To fully appreciate the complexity of fortified wine, take your time when sipping and savor each sip. Pay attention to the wine’s aroma, taste, and texture. Take note of any unique flavors or characteristics. Fortified wine is meant to be enjoyed slowly and savored, so don’t rush the experience. Cheers!
Frequently Asked Questions
As fortified wine gains popularity, it’s natural to have questions about its alcohol content and aging potential. Let’s address some of the most common queries.
One question that often comes up is, ‘How strong is fortified wine?’ Fortified wine typically has a higher alcohol content compared to regular wine. While the exact percentage may vary depending on the specific style and brand, most fortified wines range from 17% to 20% alcohol by volume (ABV). This higher alcohol content is due to the addition of a distilled spirit, such as brandy, during the production process.
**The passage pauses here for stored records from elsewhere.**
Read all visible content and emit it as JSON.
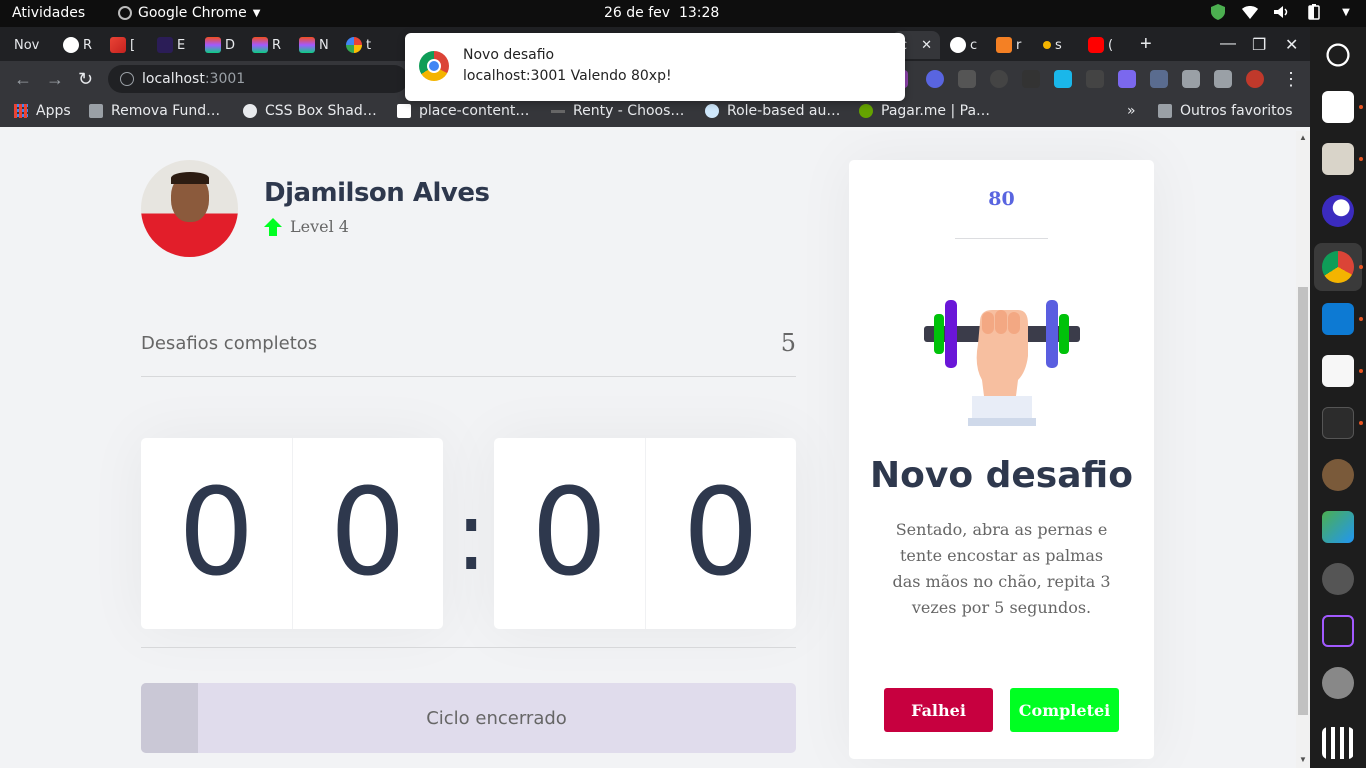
{
  "system_bar": {
    "activities": "Atividades",
    "app_name": "Google Chrome",
    "date": "26 de fev",
    "time": "13:28"
  },
  "browser": {
    "tabs": [
      {
        "label": "Nov",
        "favicon": "chrome-icon"
      },
      {
        "label": "R",
        "favicon": "github-icon"
      },
      {
        "label": "[",
        "favicon": "gmail-icon"
      },
      {
        "label": "E",
        "favicon": "vercel-icon"
      },
      {
        "label": "D",
        "favicon": "figma-icon"
      },
      {
        "label": "R",
        "favicon": "figma-icon"
      },
      {
        "label": "N",
        "favicon": "figma-icon"
      },
      {
        "label": "t",
        "favicon": "google-icon"
      },
      {
        "label": "c",
        "favicon": "localhost-icon"
      },
      {
        "label": "c",
        "favicon": "codepen-icon"
      },
      {
        "label": "r",
        "favicon": "stackoverflow-icon"
      },
      {
        "label": "s",
        "favicon": "site-icon"
      },
      {
        "label": "(",
        "favicon": "youtube-icon"
      }
    ],
    "url_host": "localhost",
    "url_port": ":3001",
    "bookmarks": [
      {
        "label": "Apps",
        "icon": "apps-grid-icon"
      },
      {
        "label": "Remova Fund…",
        "icon": "layers-icon"
      },
      {
        "label": "CSS Box Shad…",
        "icon": "globe-icon"
      },
      {
        "label": "place-content…",
        "icon": "mdn-icon"
      },
      {
        "label": "Renty - Choos…",
        "icon": "renty-icon"
      },
      {
        "label": "Role-based au…",
        "icon": "auth-icon"
      },
      {
        "label": "Pagar.me | Pa…",
        "icon": "pagarme-icon"
      }
    ],
    "other_bookmarks": "Outros favoritos"
  },
  "notification": {
    "title": "Novo desafio",
    "body": "localhost:3001  Valendo 80xp!"
  },
  "profile": {
    "name": "Djamilson Alves",
    "level_text": "Level 4"
  },
  "completed": {
    "label": "Desafios completos",
    "count": "5"
  },
  "countdown": {
    "minute_left": "0",
    "minute_right": "0",
    "separator": ":",
    "second_left": "0",
    "second_right": "0"
  },
  "cycle": {
    "label": "Ciclo encerrado",
    "progress": 0.087
  },
  "challenge": {
    "xp": "80",
    "icon": "dumbbell-arm-icon",
    "title": "Novo desafio",
    "description": "Sentado, abra as pernas e tente encostar as palmas das mãos no chão, repita 3 vezes por 5 segundos.",
    "fail_label": "Falhei",
    "success_label": "Completei"
  },
  "colors": {
    "accent": "#5965e0",
    "text_title": "#2e384d",
    "fail": "#c7003f",
    "success": "#00ff22"
  }
}
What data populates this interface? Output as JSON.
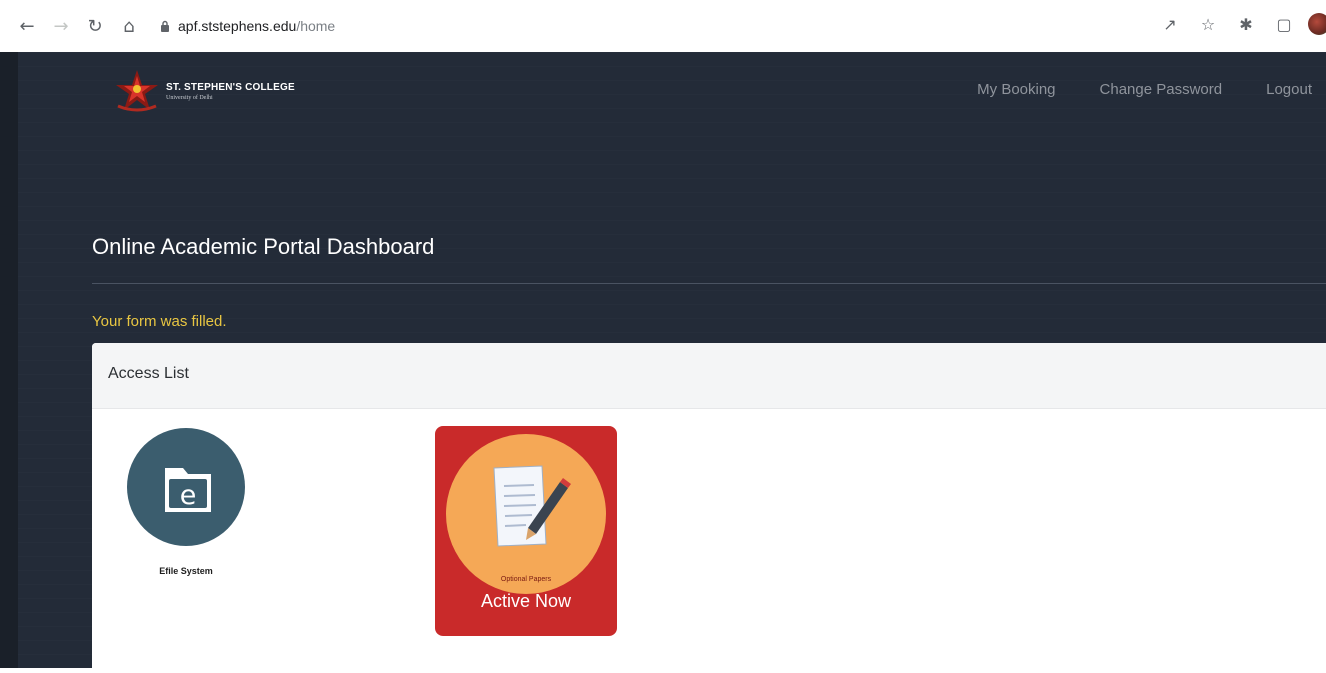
{
  "browser": {
    "url_host": "apf.ststephens.edu",
    "url_path": "/home",
    "icons": [
      "back-arrow-icon",
      "forward-arrow-icon",
      "reload-icon",
      "home-icon",
      "lock-icon",
      "share-icon",
      "star-icon",
      "extensions-icon",
      "side-panel-icon",
      "profile-avatar"
    ]
  },
  "header": {
    "college_name": "ST. STEPHEN'S COLLEGE",
    "college_sub": "University of Delhi"
  },
  "nav": {
    "items": [
      {
        "label": "My Booking"
      },
      {
        "label": "Change Password"
      },
      {
        "label": "Logout"
      }
    ]
  },
  "dashboard": {
    "title": "Online Academic Portal Dashboard",
    "message": "Your form was filled."
  },
  "access_list": {
    "title": "Access List",
    "tiles": [
      {
        "label": "Efile System",
        "icon": "efile-folder-icon"
      },
      {
        "label": "Optional Papers",
        "status": "Active Now",
        "icon": "document-pen-icon"
      }
    ]
  },
  "colors": {
    "page_bg": "#232b38",
    "message": "#e8c642",
    "efile": "#3b5d6e",
    "active_tile": "#c92a2a",
    "active_circle": "#f5a856"
  }
}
Another frequently asked question is, ‘Does fortified wine age well?’ The aging potential of fortified wine varies depending on the type. Ports and Sherries, for example, are known for their ability to age gracefully over many years, with some vintage Ports reaching their peak after several decades. On the other hand, lighter styles like Madeira can also age well, but they tend to develop different flavors and characteristics with time rather than gaining complexity.
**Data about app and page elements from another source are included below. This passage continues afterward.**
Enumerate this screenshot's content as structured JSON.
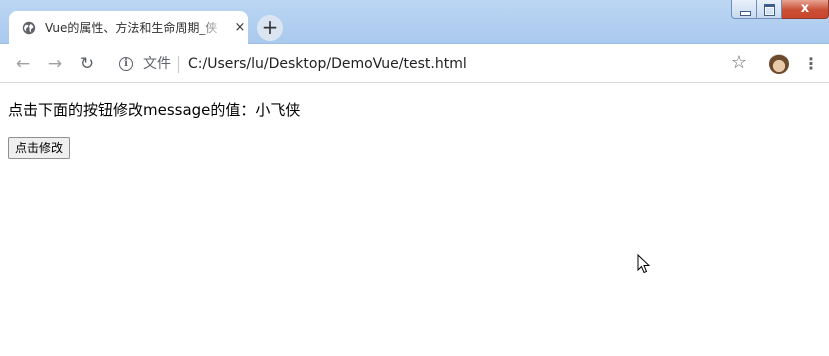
{
  "tab": {
    "title": "Vue的属性、方法和生命周期_侠",
    "close_icon": "×",
    "globe_icon": "globe-icon"
  },
  "new_tab": {
    "label": "+"
  },
  "window_controls": {
    "close_symbol": "x"
  },
  "toolbar": {
    "back_icon": "←",
    "forward_icon": "→",
    "reload_icon": "↻",
    "info_icon": "i",
    "file_label": "文件",
    "url": "C:/Users/lu/Desktop/DemoVue/test.html",
    "star_icon": "☆",
    "menu_icon": "⋮"
  },
  "page": {
    "message_line": "点击下面的按钮修改message的值：小飞侠",
    "button_label": "点击修改"
  },
  "colors": {
    "titlebar": "#bcd6f3",
    "close_button": "#c94f35"
  }
}
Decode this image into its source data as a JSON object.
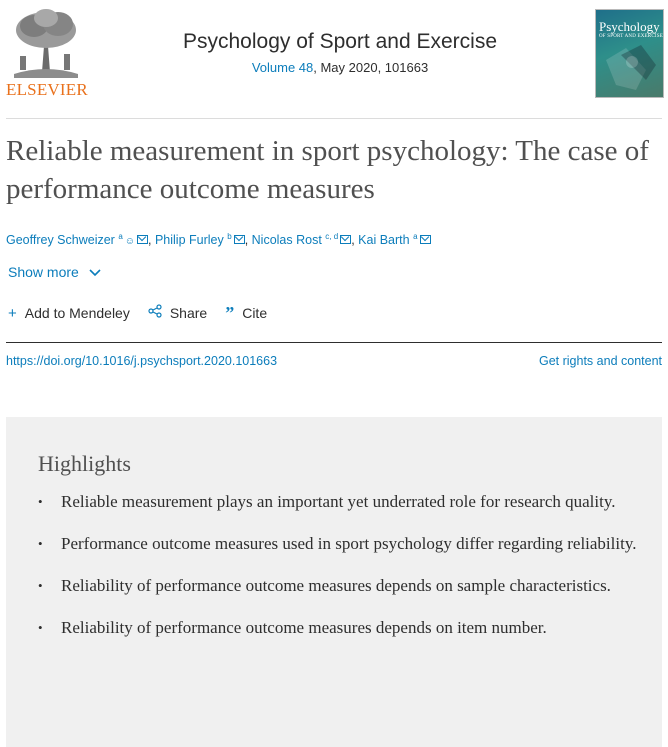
{
  "publisher": {
    "logo_text": "ELSEVIER"
  },
  "journal": {
    "title": "Psychology of Sport and Exercise",
    "volume_link": "Volume 48",
    "issue_info": ", May 2020, 101663"
  },
  "cover": {
    "title": "Psychology",
    "subtitle": "OF SPORT AND EXERCISE"
  },
  "article": {
    "title": "Reliable measurement in sport psychology: The case of performance outcome measures",
    "authors": [
      {
        "name": "Geoffrey Schweizer",
        "sup": "a"
      },
      {
        "name": "Philip Furley",
        "sup": "b"
      },
      {
        "name": "Nicolas Rost",
        "sup": "c, d"
      },
      {
        "name": "Kai Barth",
        "sup": "a"
      }
    ]
  },
  "toolbar": {
    "show_more": "Show more",
    "add_to_mendeley": "Add to Mendeley",
    "share": "Share",
    "cite": "Cite"
  },
  "links": {
    "doi": "https://doi.org/10.1016/j.psychsport.2020.101663",
    "rights": "Get rights and content"
  },
  "highlights": {
    "title": "Highlights",
    "items": [
      "Reliable measurement plays an important yet underrated role for research quality.",
      "Performance outcome measures used in sport psychology differ regarding reliability.",
      "Reliability of performance outcome measures depends on sample characteristics.",
      "Reliability of performance outcome measures depends on item number."
    ]
  },
  "colors": {
    "link": "#0c7dbb",
    "publisher_orange": "#e9711c",
    "highlights_bg": "#f0f0f0"
  }
}
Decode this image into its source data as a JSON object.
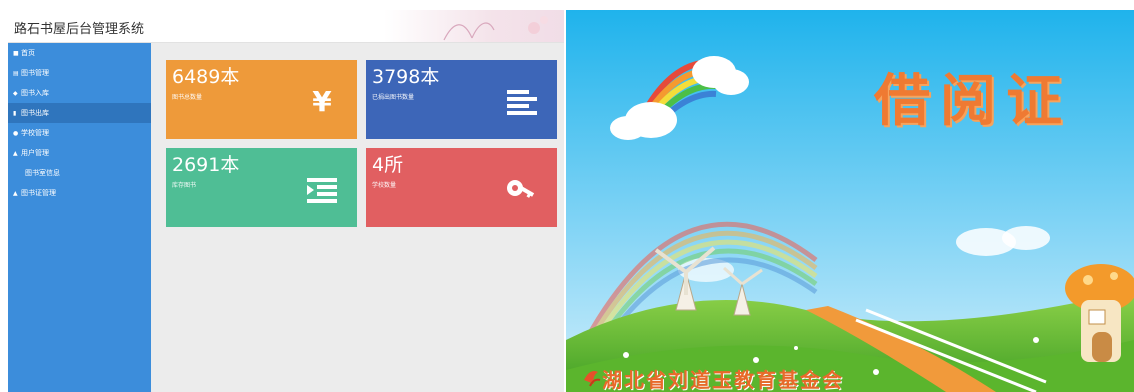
{
  "admin": {
    "app_title": "路石书屋后台管理系统",
    "sidebar": {
      "items": [
        {
          "icon": "home-icon",
          "label": "首页"
        },
        {
          "icon": "book-icon",
          "label": "图书管理"
        },
        {
          "icon": "import-icon",
          "label": "图书入库"
        },
        {
          "icon": "file-icon",
          "label": "图书出库"
        },
        {
          "icon": "school-icon",
          "label": "学校管理"
        },
        {
          "icon": "user-icon",
          "label": "用户管理"
        },
        {
          "icon": "",
          "label": "图书室信息"
        },
        {
          "icon": "user-icon",
          "label": "图书证管理"
        }
      ]
    },
    "cards": [
      {
        "value": "6489本",
        "label": "图书总数量",
        "color": "#ee9a3a",
        "icon": "yen-icon"
      },
      {
        "value": "3798本",
        "label": "已捐出图书数量",
        "color": "#3d66b8",
        "icon": "align-left-icon"
      },
      {
        "value": "2691本",
        "label": "库存图书",
        "color": "#4fbe95",
        "icon": "indent-icon"
      },
      {
        "value": "4所",
        "label": "学校数量",
        "color": "#e15f61",
        "icon": "key-icon"
      }
    ]
  },
  "library_card": {
    "title": "借阅证",
    "org": "湖北省刘道玉教育基金会"
  }
}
People often wonder, ‘How long can I keep an opened bottle of fortified wine?’ Like any wine, fortified wine will start to deteriorate once it’s exposed to air. However, compared to regular wine, fortified wine can last longer after opening due to its higher alcohol content. It is recommended to consume an opened bottle of fortified wine within 2-3 weeks, but keep in mind that the flavors may change over time.
Lastly, some individuals ask, ‘Can I mix fortified wine with other alcoholic beverages?’ While it’s certainly possible to mix fortified wine with other spirits, it’s important to consider the flavors and balance of the drink. Fortified wines already have a complex flavor profile, and adding other alcoholic beverages may overpower or dilute their unique characteristics. It’s generally best to enjoy fortified wines on their own or in classic cocktails specifically designed to complement their flavors.
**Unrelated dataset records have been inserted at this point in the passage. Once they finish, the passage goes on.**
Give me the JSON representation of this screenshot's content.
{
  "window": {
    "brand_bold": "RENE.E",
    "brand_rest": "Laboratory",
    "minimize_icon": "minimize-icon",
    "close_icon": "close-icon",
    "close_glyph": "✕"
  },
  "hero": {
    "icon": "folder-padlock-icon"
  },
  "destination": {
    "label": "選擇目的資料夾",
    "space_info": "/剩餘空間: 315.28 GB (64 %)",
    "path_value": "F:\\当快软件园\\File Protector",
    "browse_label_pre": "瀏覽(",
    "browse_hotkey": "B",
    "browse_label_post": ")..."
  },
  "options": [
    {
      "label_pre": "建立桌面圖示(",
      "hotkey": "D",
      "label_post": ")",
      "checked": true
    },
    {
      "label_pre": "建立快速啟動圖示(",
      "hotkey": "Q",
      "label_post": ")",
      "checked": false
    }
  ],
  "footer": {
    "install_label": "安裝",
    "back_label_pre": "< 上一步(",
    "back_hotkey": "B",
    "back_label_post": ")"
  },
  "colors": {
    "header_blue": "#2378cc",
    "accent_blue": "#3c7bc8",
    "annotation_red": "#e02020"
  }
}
These are just a few of the frequently asked questions about fortified wine. As you explore the world of fortified wine, don’t hesitate to ask more questions and continue expanding your knowledge. Cheers to your wine adventures!
Fortified wine is a fascinating category that has a rich historical background and holds great significance in the wine industry. We have explored the production process, the different types of fortified wines, their unique flavor profiles, and some popular brands. We have also discussed the art of pairing fortified wines with food and the potential health benefits of consuming them in moderation. Additionally, we have delved into the culinary uses of fortified wines in cooking and provided tips on storage and serving. Throughout this article, we have answered common questions about fortified wine, such as its alcohol content and aging potential.
Fortified wines are not only appreciated for their complex flavors and aromas but also for their versatility. They can be enjoyed on their own as aperitifs or digestifs, and they make excellent companions to a wide range of dishes. From rich and nutty Sherries to sweet and aromatic Ports, fortified wines offer a diverse array of options to suit every palate.
With their long-standing history and enduring popularity, fortified wines continue to captivate wine enthusiasts around the world. Whether you are a seasoned connoisseur or just beginning your journey into the world of wine, exploring fortified wines will open up a whole new realm of flavors and experiences. So, raise your glass and toast to the wonderful world of fortified wine!